|Short Sales Share||Foreclosure Sales Share||Total "Distressed" Share||All Cash Share|
|Miami - Dade Co. SF||3.8%||8.8%||16.4%||18.2%||20.2%||27.0%||31.3%||33.0%|
|Miami - Dad Co. CTH||2.6%||4.0%||15.1%||19.0%||17.7%||23.0%||62.0%||62.7%|
|Broward Co. SF||4.7%||7.3%||13.8%||14.8%||18.5%||22.1%||26.3%||29.9%|
|Broward Co. CTH||1.8%||3.8%||11.2%||18.9%||13.0%||22.7%||61.0%||66.0%|
|*share of existing home sales, based on property records|
**Single Family Only
by Bill McBride on 6/23/2016 11:14:00 AM
From the Kansas City Fed: Tenth District Manufacturing Activity Increased Slightly
The Federal Reserve Bank of Kansas City released the June Manufacturing Survey today. According to Megan Williams, survey manager and associate economist at the Federal Reserve Bank of Kansas City, the survey revealed that Tenth District manufacturing activity increased slightly.The Kansas City region was hit hard by lower oil prices. Now that "energy prices have stabilized somewhat", manufacturing has stopped contracting (at least for one month).

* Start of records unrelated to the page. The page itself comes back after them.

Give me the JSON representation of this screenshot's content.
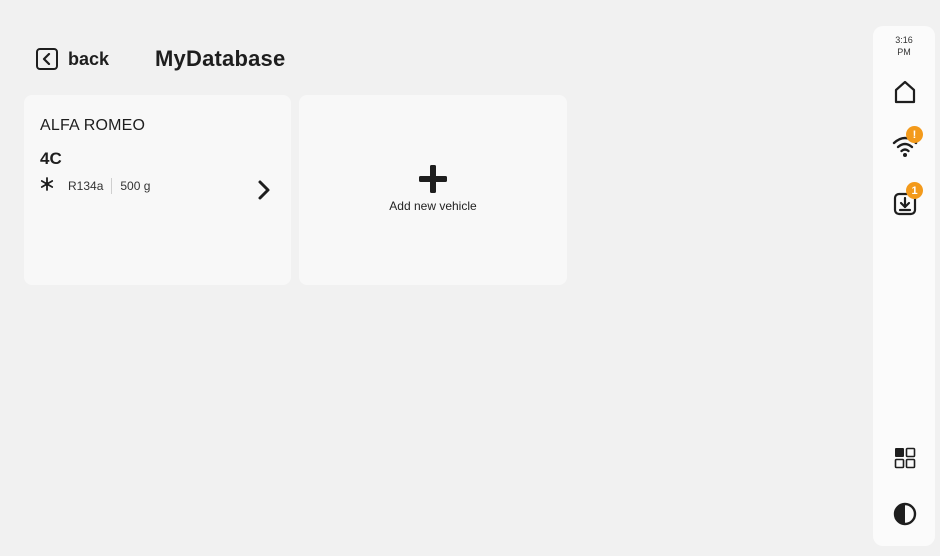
{
  "header": {
    "back_label": "back",
    "title": "MyDatabase"
  },
  "vehicles": [
    {
      "make": "ALFA ROMEO",
      "model": "4C",
      "refrigerant": "R134a",
      "amount": "500 g"
    }
  ],
  "add_vehicle": {
    "label": "Add new vehicle"
  },
  "status": {
    "time": "3:16",
    "ampm": "PM",
    "wifi_badge": "!",
    "download_badge": "1"
  },
  "colors": {
    "background": "#f1f1f1",
    "card": "#f8f8f8",
    "badge": "#f39a1b",
    "text": "#1e1e1e"
  },
  "icons": {
    "back": "chevron-left-box-icon",
    "refrigerant": "snowflake-icon",
    "open": "chevron-right-icon",
    "add": "plus-icon",
    "home": "home-icon",
    "wifi": "wifi-icon",
    "download": "download-icon",
    "apps": "grid-icon",
    "theme": "contrast-icon"
  }
}
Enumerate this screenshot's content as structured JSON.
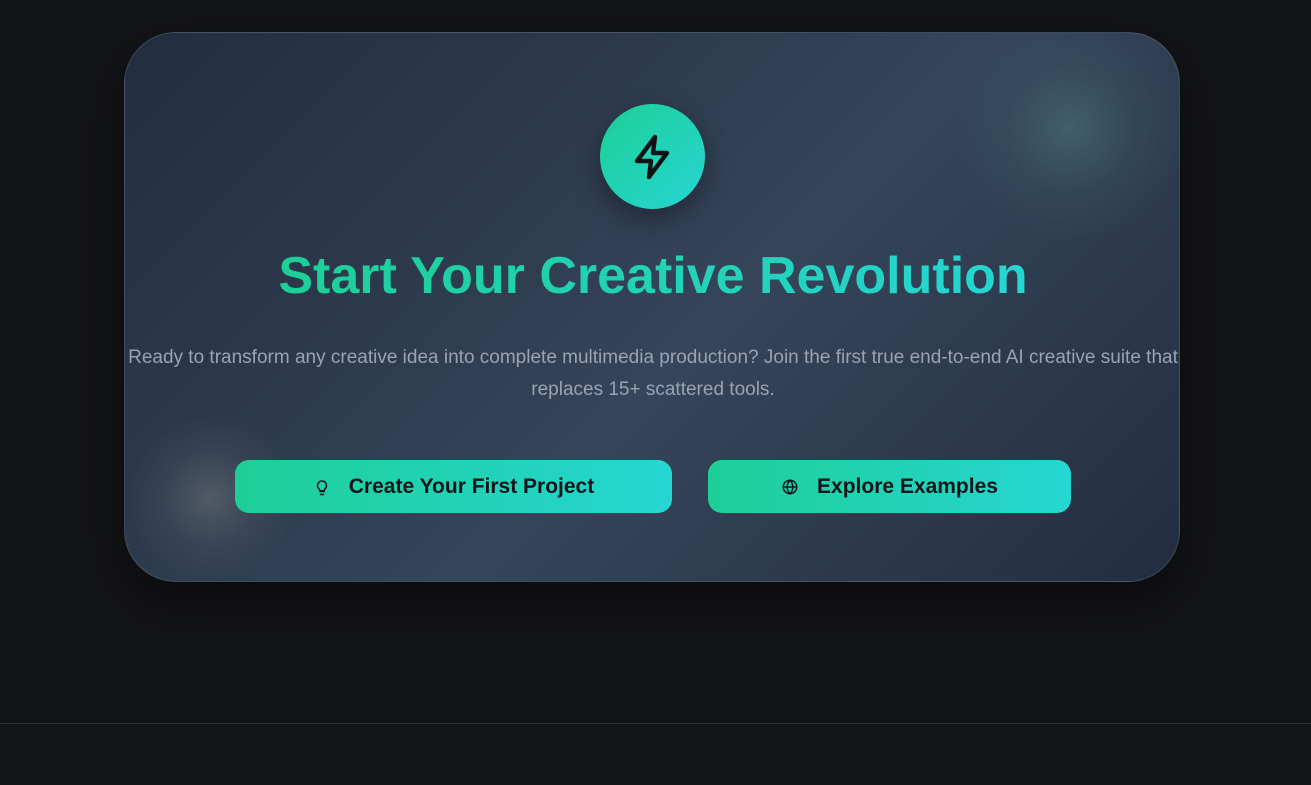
{
  "cta": {
    "icon": "lightning-bolt-icon",
    "headline": "Start Your Creative Revolution",
    "description": "Ready to transform any creative idea into complete multimedia production? Join the first true end-to-end AI creative suite that replaces 15+ scattered tools.",
    "buttons": [
      {
        "label": "Create Your First Project",
        "icon": "lightbulb-icon"
      },
      {
        "label": "Explore Examples",
        "icon": "globe-icon"
      }
    ]
  },
  "colors": {
    "background": "#131417",
    "accent_start": "#1dcf96",
    "accent_end": "#25d6d3",
    "text_muted": "#9aa3b2",
    "button_text": "#111418"
  }
}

“Regional factory activity posted a positive reading for the first time since January 2015, as energy prices have stabilized somewhat and orders have increased,” said Williams. “Additionally, firms continue to expect further improvements for the months ahead.”

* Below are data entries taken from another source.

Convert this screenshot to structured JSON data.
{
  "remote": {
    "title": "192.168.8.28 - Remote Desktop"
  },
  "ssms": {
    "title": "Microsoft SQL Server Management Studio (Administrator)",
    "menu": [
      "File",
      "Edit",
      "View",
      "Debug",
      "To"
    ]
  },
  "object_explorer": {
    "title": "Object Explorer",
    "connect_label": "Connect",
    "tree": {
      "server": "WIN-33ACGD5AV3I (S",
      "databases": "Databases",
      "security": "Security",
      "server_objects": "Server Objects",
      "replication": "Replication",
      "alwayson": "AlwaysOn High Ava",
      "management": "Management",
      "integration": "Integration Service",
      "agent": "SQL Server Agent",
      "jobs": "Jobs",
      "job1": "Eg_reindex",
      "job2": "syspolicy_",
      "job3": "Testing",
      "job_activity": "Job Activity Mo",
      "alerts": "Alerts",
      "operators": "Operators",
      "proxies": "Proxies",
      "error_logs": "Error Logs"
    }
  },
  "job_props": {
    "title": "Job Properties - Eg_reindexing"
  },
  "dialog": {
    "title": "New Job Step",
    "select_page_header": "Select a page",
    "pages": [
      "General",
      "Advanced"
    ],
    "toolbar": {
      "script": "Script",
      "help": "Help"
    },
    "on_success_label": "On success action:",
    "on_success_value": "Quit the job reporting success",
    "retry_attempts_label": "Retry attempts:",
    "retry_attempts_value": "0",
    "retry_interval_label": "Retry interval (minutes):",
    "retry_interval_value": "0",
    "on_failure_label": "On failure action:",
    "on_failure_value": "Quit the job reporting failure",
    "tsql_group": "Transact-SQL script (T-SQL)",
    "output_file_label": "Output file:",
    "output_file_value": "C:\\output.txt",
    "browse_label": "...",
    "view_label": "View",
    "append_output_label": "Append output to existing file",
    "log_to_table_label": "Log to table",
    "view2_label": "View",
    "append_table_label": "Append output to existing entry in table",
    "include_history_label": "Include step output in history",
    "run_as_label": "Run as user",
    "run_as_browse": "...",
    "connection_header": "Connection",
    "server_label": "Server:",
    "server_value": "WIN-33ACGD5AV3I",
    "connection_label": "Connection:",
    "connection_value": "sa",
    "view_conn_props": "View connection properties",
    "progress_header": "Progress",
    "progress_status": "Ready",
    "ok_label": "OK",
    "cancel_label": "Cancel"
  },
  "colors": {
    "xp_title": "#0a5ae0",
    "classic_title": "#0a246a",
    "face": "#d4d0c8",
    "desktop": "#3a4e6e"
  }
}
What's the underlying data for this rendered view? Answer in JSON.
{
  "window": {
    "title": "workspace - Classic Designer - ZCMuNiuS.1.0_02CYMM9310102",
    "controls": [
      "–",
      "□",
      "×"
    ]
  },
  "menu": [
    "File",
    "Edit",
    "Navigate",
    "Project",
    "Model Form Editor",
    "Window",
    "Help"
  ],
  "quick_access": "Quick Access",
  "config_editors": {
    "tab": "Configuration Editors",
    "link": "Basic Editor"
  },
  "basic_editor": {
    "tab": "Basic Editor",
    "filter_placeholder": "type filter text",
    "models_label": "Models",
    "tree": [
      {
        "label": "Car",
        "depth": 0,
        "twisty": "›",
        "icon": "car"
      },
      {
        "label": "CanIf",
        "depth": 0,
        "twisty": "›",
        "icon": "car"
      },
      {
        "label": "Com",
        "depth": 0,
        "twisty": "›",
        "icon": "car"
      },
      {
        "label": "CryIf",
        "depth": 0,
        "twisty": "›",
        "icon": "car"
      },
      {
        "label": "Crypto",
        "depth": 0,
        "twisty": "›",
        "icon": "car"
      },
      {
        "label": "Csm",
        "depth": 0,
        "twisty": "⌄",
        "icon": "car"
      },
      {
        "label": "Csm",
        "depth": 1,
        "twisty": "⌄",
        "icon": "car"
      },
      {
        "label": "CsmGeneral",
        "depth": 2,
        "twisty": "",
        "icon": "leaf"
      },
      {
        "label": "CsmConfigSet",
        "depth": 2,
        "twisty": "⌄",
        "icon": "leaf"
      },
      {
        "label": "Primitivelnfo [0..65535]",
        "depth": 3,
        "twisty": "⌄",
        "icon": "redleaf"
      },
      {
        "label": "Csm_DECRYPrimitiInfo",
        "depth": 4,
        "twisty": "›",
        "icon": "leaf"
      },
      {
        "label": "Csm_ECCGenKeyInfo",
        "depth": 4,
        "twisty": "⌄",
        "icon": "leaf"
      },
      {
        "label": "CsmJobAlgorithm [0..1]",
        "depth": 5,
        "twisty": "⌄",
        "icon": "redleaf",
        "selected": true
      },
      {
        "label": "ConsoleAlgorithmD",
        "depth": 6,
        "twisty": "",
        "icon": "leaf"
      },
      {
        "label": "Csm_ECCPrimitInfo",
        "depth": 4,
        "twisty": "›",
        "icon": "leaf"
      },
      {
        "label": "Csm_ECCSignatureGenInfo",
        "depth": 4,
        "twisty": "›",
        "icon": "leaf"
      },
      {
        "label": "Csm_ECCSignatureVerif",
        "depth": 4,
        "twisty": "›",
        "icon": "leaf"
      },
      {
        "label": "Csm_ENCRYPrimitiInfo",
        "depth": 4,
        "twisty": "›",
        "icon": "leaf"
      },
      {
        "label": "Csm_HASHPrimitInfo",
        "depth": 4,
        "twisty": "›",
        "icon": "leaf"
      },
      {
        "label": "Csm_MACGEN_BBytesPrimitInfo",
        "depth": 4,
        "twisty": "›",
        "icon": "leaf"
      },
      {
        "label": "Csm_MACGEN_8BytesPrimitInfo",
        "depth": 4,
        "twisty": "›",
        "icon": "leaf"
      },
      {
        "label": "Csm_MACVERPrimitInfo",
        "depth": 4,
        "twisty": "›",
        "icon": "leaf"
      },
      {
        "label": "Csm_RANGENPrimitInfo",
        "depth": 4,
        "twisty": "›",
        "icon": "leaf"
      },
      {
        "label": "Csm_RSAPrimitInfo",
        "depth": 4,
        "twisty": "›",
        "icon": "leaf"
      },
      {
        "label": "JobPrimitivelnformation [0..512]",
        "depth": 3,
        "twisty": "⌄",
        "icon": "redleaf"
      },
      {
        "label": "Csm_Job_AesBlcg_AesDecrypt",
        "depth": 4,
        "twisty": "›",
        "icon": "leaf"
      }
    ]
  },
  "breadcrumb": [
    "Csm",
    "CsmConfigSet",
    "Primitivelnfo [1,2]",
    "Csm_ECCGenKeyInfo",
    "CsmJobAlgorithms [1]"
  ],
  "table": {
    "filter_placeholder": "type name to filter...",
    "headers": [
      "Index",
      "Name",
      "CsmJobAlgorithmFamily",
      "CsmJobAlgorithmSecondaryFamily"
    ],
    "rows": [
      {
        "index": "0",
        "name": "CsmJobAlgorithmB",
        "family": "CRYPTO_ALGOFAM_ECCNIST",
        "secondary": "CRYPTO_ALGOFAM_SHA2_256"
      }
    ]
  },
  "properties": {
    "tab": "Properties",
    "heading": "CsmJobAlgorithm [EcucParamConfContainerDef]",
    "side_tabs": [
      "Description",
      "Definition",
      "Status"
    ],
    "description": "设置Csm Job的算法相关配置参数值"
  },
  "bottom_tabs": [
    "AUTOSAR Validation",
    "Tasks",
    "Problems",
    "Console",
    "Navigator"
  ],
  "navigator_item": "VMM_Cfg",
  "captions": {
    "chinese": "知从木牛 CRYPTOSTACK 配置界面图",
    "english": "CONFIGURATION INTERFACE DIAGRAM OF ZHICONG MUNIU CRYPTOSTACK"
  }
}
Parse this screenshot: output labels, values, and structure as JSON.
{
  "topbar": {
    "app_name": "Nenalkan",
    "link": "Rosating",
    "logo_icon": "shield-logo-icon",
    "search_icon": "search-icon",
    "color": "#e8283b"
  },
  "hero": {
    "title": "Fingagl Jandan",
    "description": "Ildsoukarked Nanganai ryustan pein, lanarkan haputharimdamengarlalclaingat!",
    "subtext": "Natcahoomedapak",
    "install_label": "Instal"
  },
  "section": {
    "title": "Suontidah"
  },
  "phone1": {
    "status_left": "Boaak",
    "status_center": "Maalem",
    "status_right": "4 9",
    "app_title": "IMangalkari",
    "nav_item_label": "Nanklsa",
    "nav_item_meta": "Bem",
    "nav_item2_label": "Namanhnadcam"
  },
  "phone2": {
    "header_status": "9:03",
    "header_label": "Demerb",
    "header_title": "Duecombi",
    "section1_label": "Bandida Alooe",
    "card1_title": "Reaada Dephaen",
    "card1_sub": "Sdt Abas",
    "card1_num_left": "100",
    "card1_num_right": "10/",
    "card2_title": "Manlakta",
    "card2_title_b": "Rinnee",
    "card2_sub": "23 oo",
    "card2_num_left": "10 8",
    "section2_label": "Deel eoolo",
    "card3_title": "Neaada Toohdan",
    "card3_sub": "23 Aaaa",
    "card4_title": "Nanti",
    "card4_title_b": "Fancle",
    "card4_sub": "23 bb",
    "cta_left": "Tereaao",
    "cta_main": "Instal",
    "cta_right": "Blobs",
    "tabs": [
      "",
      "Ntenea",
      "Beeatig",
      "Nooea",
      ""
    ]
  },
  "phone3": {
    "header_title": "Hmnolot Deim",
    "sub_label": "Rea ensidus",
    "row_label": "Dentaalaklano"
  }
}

The month-over-month composite index was 2 in June, up from -5 in May and -4 in April ... The employment index edged up from -13 to -4, its highest level in over a year
by Bill McBride on 6/23/2016 10:13:00 AM
The Census Bureau reports New Home Sales in May were at a seasonally adjusted annual rate (SAAR) of 551 thousand.
The previous three months were revised down by a total of 55 thousand (SAAR).
"Sales of new single-family houses in May 2016 were at a seasonally adjusted annual rate of 551,000, according to estimates released jointly today by the U.S. Census Bureau and the Department of Housing and Urban Development. This is 6.0 percent below the revised April rate of 586,000, but is 8.7 percent above the May 2015 estimate of 507,000."Click on graph for larger image.
The first graph shows New Home Sales vs. recessions since 1963. The dashed line is the current sales rate.
Even with the increase in sales since the bottom, new home sales are still fairly low historically.
The second graph shows New Home Months of Supply.
The months of supply increased in May to 5.3 months.
The all time record was 12.1 months of supply in January 2009.
This is now in the normal range (less than 6 months supply is normal).
"The seasonally adjusted estimate of new houses for sale at the end of May was 244,000. This represents a supply of 5.3 months at the current sales rate."On inventory, according to the Census Bureau:
"A house is considered for sale when a permit to build has been issued in permit-issuing places or work has begun on the footings or foundation in nonpermit areas and a sales contract has not been signed nor a deposit accepted."Starting in 1973 the Census Bureau broke this down into three categories: Not Started, Under Construction, and Completed.
The third graph shows the three categories of inventory starting in 1973.
The inventory of completed homes for sale is still low, and the combined total of completed and under construction is also low.
The last graph shows sales NSA (monthly sales, not seasonally adjusted annual rate).
In May 2016 (red column), 51 thousand new homes were sold (NSA). Last year 47 thousand homes were sold in May.
The all time high for May was 120 thousand in 2005, and the all time low for May was 26 thousand in 2010.
This was below expectations of 565,000 sales SAAR in May, and prior months were revised down. I'll have more later today.